Otherwise, I would have step-by-step pictures to help you with this part.
However, I think you can probably understand how this part of the pattern should look from this picture below.
To finish this pattern, you make a cord that goes into the neck of the cape at the junction of the hood and the body of the cape.
You also make three pom poms. Making these pom poms is why I wrote my Pom Pom tutorial. If you need to learn how to make pom poms, then please check it out!
NOTE: If I make this pattern again, I would omit the pom pom at the top of the hood. It seems to shift a lot on the baby’s head and thus, never really looks centered, which, for whatever reason, bothers me.
However, this is simply a matter of personal taste.
If you like it, then by all means, keep it! 🙂
There you have it folks. This is how I made that lovely cape for my grand-daughter Lilly that so many of you have been asking about!

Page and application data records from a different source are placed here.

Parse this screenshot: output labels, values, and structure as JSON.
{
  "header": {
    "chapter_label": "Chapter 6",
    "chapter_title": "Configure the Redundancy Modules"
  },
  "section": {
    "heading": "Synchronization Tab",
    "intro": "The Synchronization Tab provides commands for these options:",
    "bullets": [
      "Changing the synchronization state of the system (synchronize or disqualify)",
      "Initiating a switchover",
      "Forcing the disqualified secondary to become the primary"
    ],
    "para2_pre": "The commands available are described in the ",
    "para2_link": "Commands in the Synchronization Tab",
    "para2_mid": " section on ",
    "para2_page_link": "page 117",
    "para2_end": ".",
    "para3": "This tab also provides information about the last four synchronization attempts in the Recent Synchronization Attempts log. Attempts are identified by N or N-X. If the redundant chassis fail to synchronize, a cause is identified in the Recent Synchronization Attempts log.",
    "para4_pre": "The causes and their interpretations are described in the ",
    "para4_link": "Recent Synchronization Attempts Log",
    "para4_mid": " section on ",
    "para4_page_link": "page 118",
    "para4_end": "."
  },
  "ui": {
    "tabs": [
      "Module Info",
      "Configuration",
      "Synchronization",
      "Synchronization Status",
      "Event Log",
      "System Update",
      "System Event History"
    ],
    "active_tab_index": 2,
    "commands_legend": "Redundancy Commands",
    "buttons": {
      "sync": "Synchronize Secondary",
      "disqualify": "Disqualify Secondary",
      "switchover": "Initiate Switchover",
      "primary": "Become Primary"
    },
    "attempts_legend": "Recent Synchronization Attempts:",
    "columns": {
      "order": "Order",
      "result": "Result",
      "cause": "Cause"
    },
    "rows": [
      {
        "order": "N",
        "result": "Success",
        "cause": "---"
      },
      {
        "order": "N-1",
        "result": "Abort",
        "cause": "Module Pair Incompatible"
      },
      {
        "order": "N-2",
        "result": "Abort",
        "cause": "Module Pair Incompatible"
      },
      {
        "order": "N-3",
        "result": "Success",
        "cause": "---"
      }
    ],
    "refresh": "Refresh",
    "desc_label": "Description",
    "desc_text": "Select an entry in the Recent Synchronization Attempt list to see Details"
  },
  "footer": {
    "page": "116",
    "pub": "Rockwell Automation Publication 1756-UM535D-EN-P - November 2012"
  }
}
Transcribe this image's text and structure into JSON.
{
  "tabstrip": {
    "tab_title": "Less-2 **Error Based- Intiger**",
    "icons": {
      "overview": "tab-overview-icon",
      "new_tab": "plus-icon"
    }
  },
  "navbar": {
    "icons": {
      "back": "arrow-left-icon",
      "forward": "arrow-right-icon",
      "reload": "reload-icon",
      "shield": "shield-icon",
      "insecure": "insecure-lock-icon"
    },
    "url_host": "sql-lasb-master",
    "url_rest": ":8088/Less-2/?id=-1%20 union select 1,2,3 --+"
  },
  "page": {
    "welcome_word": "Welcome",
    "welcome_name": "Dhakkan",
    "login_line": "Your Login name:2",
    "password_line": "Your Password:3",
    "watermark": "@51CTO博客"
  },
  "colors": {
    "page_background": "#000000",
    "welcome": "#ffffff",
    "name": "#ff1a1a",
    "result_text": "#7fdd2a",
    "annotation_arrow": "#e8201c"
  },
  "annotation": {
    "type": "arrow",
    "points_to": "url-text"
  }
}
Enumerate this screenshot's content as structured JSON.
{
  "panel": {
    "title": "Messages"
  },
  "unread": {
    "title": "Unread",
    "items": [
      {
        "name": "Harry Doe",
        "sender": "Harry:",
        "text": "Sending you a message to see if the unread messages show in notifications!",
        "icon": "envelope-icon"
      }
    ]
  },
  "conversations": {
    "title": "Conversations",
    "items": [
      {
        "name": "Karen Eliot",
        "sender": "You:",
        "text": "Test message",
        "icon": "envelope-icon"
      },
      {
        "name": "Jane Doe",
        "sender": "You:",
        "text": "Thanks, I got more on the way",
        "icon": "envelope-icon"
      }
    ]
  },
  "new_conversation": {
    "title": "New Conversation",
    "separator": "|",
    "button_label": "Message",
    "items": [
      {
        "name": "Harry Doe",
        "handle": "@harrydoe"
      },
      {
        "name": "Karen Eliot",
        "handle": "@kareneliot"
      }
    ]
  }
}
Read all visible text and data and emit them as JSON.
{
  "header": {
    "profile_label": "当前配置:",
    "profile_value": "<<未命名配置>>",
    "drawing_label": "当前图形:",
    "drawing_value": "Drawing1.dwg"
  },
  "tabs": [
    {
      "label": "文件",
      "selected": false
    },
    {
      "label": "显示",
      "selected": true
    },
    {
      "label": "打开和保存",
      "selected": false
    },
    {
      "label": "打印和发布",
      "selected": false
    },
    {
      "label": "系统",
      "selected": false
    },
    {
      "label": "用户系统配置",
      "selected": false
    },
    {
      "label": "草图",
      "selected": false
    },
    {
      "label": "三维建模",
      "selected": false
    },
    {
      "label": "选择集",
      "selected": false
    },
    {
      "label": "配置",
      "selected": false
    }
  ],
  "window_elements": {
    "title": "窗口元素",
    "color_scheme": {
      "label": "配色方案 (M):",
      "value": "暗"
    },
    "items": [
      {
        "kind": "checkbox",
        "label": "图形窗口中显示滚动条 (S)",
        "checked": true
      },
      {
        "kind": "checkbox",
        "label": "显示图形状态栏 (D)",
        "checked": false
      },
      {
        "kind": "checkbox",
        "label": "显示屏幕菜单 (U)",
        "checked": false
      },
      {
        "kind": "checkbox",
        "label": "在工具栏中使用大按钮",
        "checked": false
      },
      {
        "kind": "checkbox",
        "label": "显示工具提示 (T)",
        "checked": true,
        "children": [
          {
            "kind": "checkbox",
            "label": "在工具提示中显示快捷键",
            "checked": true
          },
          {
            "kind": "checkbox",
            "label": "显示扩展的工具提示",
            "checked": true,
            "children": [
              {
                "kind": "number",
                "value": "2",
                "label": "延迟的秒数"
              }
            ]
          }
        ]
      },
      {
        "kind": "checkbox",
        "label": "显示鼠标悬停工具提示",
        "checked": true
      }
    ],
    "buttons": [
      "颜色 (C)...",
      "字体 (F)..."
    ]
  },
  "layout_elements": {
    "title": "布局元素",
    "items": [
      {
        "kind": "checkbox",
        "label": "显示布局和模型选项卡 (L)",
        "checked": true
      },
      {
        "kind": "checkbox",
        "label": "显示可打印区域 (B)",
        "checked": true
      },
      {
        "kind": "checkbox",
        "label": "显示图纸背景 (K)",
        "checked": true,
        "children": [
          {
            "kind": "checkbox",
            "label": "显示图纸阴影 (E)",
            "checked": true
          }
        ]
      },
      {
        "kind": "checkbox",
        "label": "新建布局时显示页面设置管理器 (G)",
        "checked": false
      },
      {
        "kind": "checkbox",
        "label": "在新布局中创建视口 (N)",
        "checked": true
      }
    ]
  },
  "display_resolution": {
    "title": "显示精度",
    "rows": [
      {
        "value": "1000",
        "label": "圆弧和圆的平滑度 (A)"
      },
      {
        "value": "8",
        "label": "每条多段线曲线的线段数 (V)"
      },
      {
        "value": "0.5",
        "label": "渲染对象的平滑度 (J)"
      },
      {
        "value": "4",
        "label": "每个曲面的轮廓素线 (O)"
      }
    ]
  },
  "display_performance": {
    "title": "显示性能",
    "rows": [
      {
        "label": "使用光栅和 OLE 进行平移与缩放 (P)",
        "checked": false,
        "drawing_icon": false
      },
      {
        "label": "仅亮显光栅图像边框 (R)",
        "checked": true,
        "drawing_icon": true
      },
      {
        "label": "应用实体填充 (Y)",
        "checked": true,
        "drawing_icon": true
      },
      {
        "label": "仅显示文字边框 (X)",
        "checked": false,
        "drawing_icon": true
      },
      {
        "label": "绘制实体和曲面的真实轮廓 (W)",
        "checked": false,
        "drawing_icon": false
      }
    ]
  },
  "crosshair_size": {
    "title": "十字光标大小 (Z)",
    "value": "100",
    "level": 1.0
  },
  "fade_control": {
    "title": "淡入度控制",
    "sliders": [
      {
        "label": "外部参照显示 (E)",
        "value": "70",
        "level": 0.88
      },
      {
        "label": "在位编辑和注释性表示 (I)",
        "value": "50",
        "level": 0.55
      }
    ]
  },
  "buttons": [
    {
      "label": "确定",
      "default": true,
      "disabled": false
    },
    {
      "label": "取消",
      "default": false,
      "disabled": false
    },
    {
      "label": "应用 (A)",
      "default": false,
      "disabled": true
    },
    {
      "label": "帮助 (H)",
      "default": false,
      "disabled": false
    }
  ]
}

This would be a wonderful pattern for an advanced beginner to try. I simply love it!
If you’re still an absolute beginner, no worries, if you’ve been following along on the blog, I am sure you’ve been putting all the tutorials to good use and will be ready for this project in no time!
If you’re a beginner who is new to Itchin’ for some Stitchin’, you can sign up for our mailing list and receive our free Crochet Quick-Start Guide for Beginners to get you started. You’re welcome. 🙂
Until next time… Happy Crocheting!